#### [Exercise objective]
Could you report every line from the entries that includes the word "Example"?

#### [Data to process]
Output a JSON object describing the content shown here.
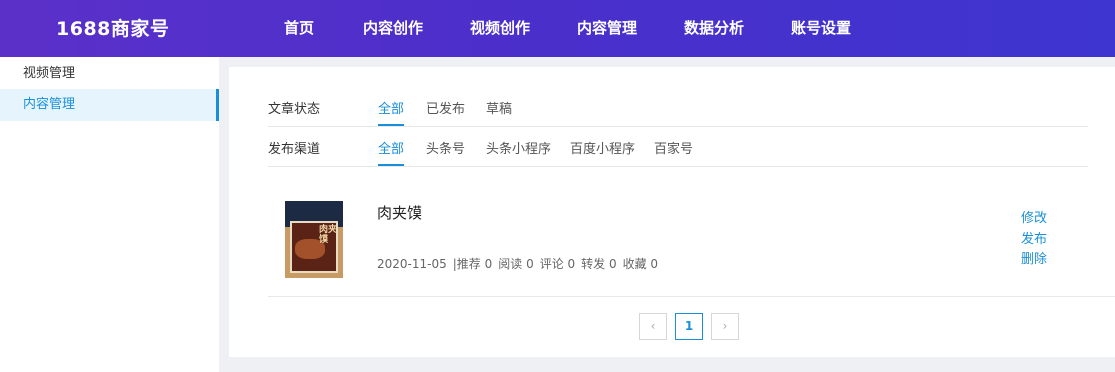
{
  "brand": "1688商家号",
  "nav": [
    "首页",
    "内容创作",
    "视频创作",
    "内容管理",
    "数据分析",
    "账号设置"
  ],
  "sidebar": {
    "items": [
      {
        "label": "视频管理"
      },
      {
        "label": "内容管理",
        "active": true
      }
    ]
  },
  "filters": {
    "status": {
      "label": "文章状态",
      "options": [
        "全部",
        "已发布",
        "草稿"
      ],
      "selected": "全部"
    },
    "channel": {
      "label": "发布渠道",
      "options": [
        "全部",
        "头条号",
        "头条小程序",
        "百度小程序",
        "百家号"
      ],
      "selected": "全部"
    }
  },
  "article": {
    "title": "肉夹馍",
    "date": "2020-11-05",
    "stats": {
      "recommend": "|推荐 0",
      "read": "阅读 0",
      "comment": "评论 0",
      "share": "转发 0",
      "favorite": "收藏 0"
    },
    "actions": {
      "edit": "修改",
      "publish": "发布",
      "delete": "删除"
    },
    "thumb_text": "肉夹馍"
  },
  "pagination": {
    "prev": "‹",
    "current": "1",
    "next": "›"
  },
  "colors": {
    "accent": "#1a8fd9",
    "header_start": "#5b30c9",
    "header_end": "#3e35d0"
  }
}
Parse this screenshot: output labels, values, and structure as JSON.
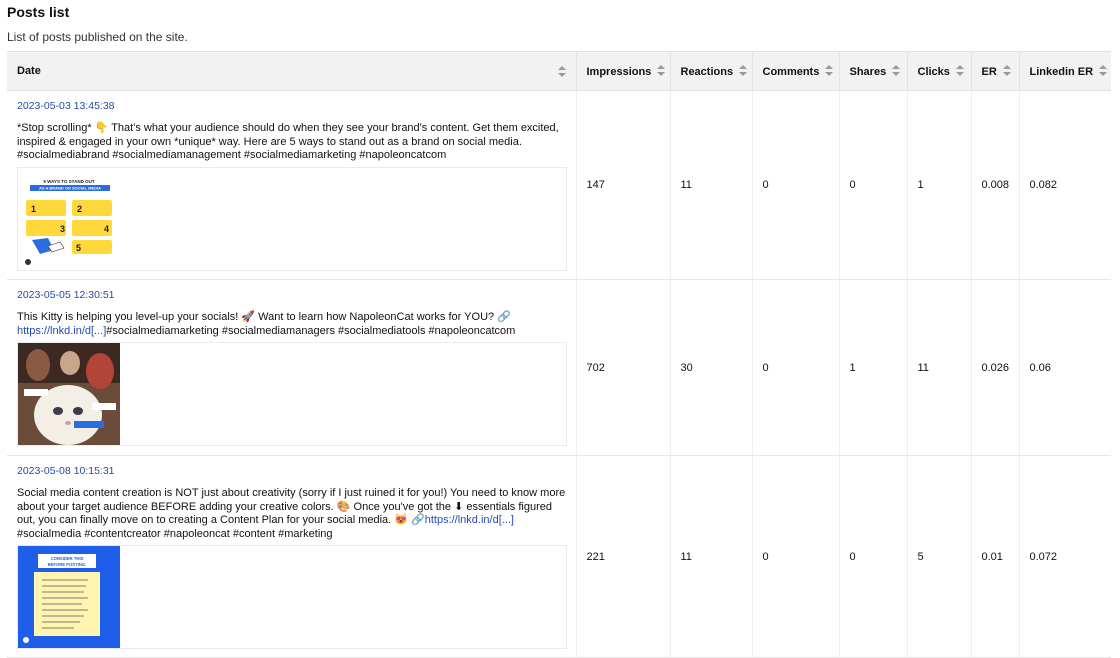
{
  "page": {
    "title": "Posts list",
    "subtitle": "List of posts published on the site."
  },
  "columns": [
    {
      "label": "Date"
    },
    {
      "label": "Impressions"
    },
    {
      "label": "Reactions"
    },
    {
      "label": "Comments"
    },
    {
      "label": "Shares"
    },
    {
      "label": "Clicks"
    },
    {
      "label": "ER"
    },
    {
      "label": "Linkedin ER"
    }
  ],
  "posts": [
    {
      "date": "2023-05-03 13:45:38",
      "text": "*Stop scrolling* 👇 That's what your audience should do when they see your brand's content. Get them excited, inspired & engaged in your own *unique* way. Here are 5 ways to stand out as a brand on social media. #socialmediabrand #socialmediamanagement #socialmediamarketing #napoleoncatcom",
      "link": "",
      "text_after": "",
      "thumbnail": "infographic-thumbnail",
      "thumb_title": "5 WAYS TO STAND OUT",
      "thumb_subtitle": "AS A BRAND ON SOCIAL MEDIA",
      "impressions": "147",
      "reactions": "11",
      "comments": "0",
      "shares": "0",
      "clicks": "1",
      "er": "0.008",
      "linkedin_er": "0.082"
    },
    {
      "date": "2023-05-05 12:30:51",
      "text": "This Kitty is helping you level-up your socials! 🚀 Want to learn how NapoleonCat works for YOU? 🔗 ",
      "link": "https://lnkd.in/d[...]",
      "text_after": "#socialmediamarketing #socialmediamanagers #socialmediatools #napoleoncatcom",
      "thumbnail": "cat-photo-thumbnail",
      "impressions": "702",
      "reactions": "30",
      "comments": "0",
      "shares": "1",
      "clicks": "11",
      "er": "0.026",
      "linkedin_er": "0.06"
    },
    {
      "date": "2023-05-08 10:15:31",
      "text": "Social media content creation is NOT just about creativity (sorry if I just ruined it for you!) You need to know more about your target audience BEFORE adding your creative colors. 🎨 Once you've got the ⬇ essentials figured out, you can finally move on to creating a Content Plan for your social media. 😻 🔗",
      "link": "https://lnkd.in/d[...]",
      "text_after": " #socialmedia #contentcreator #napoleoncat #content #marketing",
      "thumbnail": "checklist-thumbnail",
      "thumb_title": "CONSIDER THIS BEFORE POSTING:",
      "impressions": "221",
      "reactions": "11",
      "comments": "0",
      "shares": "0",
      "clicks": "5",
      "er": "0.01",
      "linkedin_er": "0.072"
    }
  ],
  "colors": {
    "header_bg": "#f2f2f2",
    "date_link": "#2a4aa0",
    "link": "#2448b8"
  }
}
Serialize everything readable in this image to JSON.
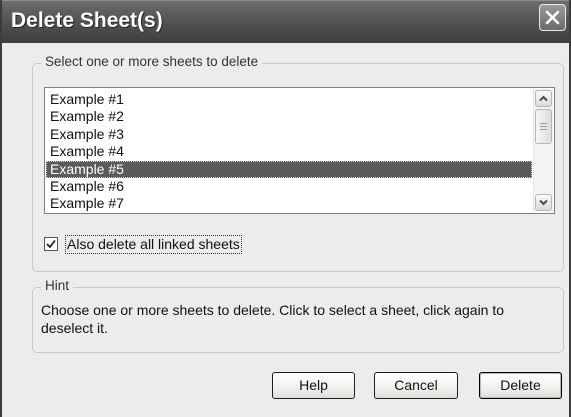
{
  "dialog": {
    "title": "Delete Sheet(s)",
    "close_icon": "close-icon"
  },
  "sheets_group": {
    "legend": "Select one or more sheets to delete",
    "items": [
      {
        "label": "Example #1",
        "selected": false
      },
      {
        "label": "Example #2",
        "selected": false
      },
      {
        "label": "Example #3",
        "selected": false
      },
      {
        "label": "Example #4",
        "selected": false
      },
      {
        "label": "Example #5",
        "selected": true
      },
      {
        "label": "Example #6",
        "selected": false
      },
      {
        "label": "Example #7",
        "selected": false
      }
    ],
    "also_delete_linked": {
      "label": "Also delete all linked sheets",
      "checked": true
    }
  },
  "hint_group": {
    "legend": "Hint",
    "text": "Choose one or more sheets to delete. Click to select a sheet, click again to deselect it."
  },
  "buttons": {
    "help": "Help",
    "cancel": "Cancel",
    "delete": "Delete"
  },
  "colors": {
    "selection_bg": "#5b5b5b",
    "titlebar": "#555555",
    "dialog_bg": "#ececea"
  }
}
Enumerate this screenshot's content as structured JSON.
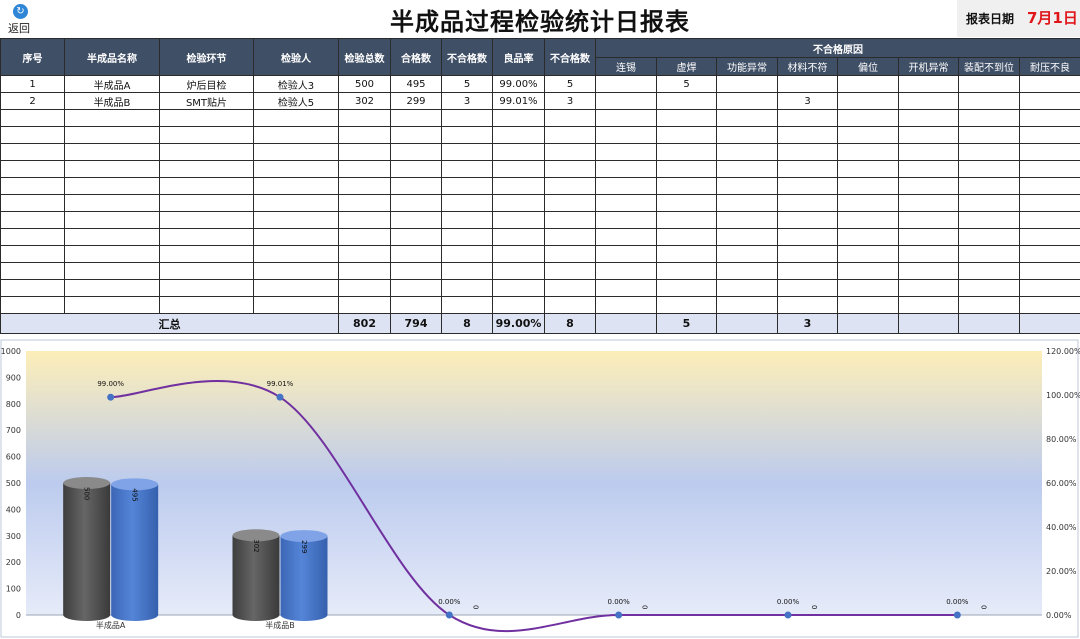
{
  "back": {
    "label": "返回",
    "icon": "refresh-icon"
  },
  "title": "半成品过程检验统计日报表",
  "report_date": {
    "label": "报表日期",
    "value": "7月1日",
    "color": "#e0161a"
  },
  "table": {
    "headers": [
      "序号",
      "半成品名称",
      "检验环节",
      "检验人",
      "检验总数",
      "合格数",
      "不合格数",
      "良品率",
      "不合格数"
    ],
    "reason_header": "不合格原因",
    "reasons": [
      "连锡",
      "虚焊",
      "功能异常",
      "材料不符",
      "偏位",
      "开机异常",
      "装配不到位",
      "耐压不良"
    ],
    "rows": [
      {
        "seq": "1",
        "name": "半成品A",
        "stage": "炉后目检",
        "inspector": "检验人3",
        "total": "500",
        "pass": "495",
        "fail": "5",
        "rate": "99.00%",
        "fail2": "5",
        "reasons": [
          "",
          "5",
          "",
          "",
          "",
          "",
          "",
          ""
        ]
      },
      {
        "seq": "2",
        "name": "半成品B",
        "stage": "SMT贴片",
        "inspector": "检验人5",
        "total": "302",
        "pass": "299",
        "fail": "3",
        "rate": "99.01%",
        "fail2": "3",
        "reasons": [
          "",
          "",
          "",
          "3",
          "",
          "",
          "",
          ""
        ]
      }
    ],
    "empty_rows": 12,
    "summary": {
      "label": "汇总",
      "total": "802",
      "pass": "794",
      "fail": "8",
      "rate": "99.00%",
      "fail2": "8",
      "reasons": [
        "",
        "5",
        "",
        "3",
        "",
        "",
        "",
        ""
      ]
    }
  },
  "chart_data": {
    "type": "bar",
    "categories": [
      "半成品A",
      "半成品B",
      "",
      "",
      "",
      ""
    ],
    "series": [
      {
        "kind": "cylinder",
        "values": [
          500,
          302,
          null,
          null,
          null,
          null
        ],
        "labels": [
          "500",
          "302",
          "",
          "",
          "",
          ""
        ],
        "color": "#555555"
      },
      {
        "kind": "cylinder",
        "values": [
          495,
          299,
          null,
          null,
          null,
          0
        ],
        "labels": [
          "495",
          "299",
          "0",
          "0",
          "0",
          "0"
        ],
        "color": "#4472c4"
      },
      {
        "kind": "line",
        "axis": "right",
        "values": [
          99.0,
          99.01,
          0,
          0,
          0,
          0
        ],
        "labels": [
          "99.00%",
          "99.01%",
          "0.00%",
          "0.00%",
          "0.00%",
          "0.00%"
        ],
        "color": "#7030a0"
      }
    ],
    "left_axis": {
      "ylim": [
        0,
        1000
      ],
      "ticks": [
        "0",
        "100",
        "200",
        "300",
        "400",
        "500",
        "600",
        "700",
        "800",
        "900",
        "1000"
      ]
    },
    "right_axis": {
      "ylim": [
        0,
        120
      ],
      "ticks": [
        "0.00%",
        "20.00%",
        "40.00%",
        "60.00%",
        "80.00%",
        "100.00%",
        "120.00%"
      ]
    },
    "background": {
      "top": "#fdeeb8",
      "middle": "#bccbee",
      "bottom": "#e6ebf9"
    }
  }
}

#### [Solved exercise]
        "label": "Example #1",
        "label": "Example #2",
        "label": "Example #3",
        "label": "Example #4",
        "label": "Example #5",
        "label": "Example #6",
        "label": "Example #7",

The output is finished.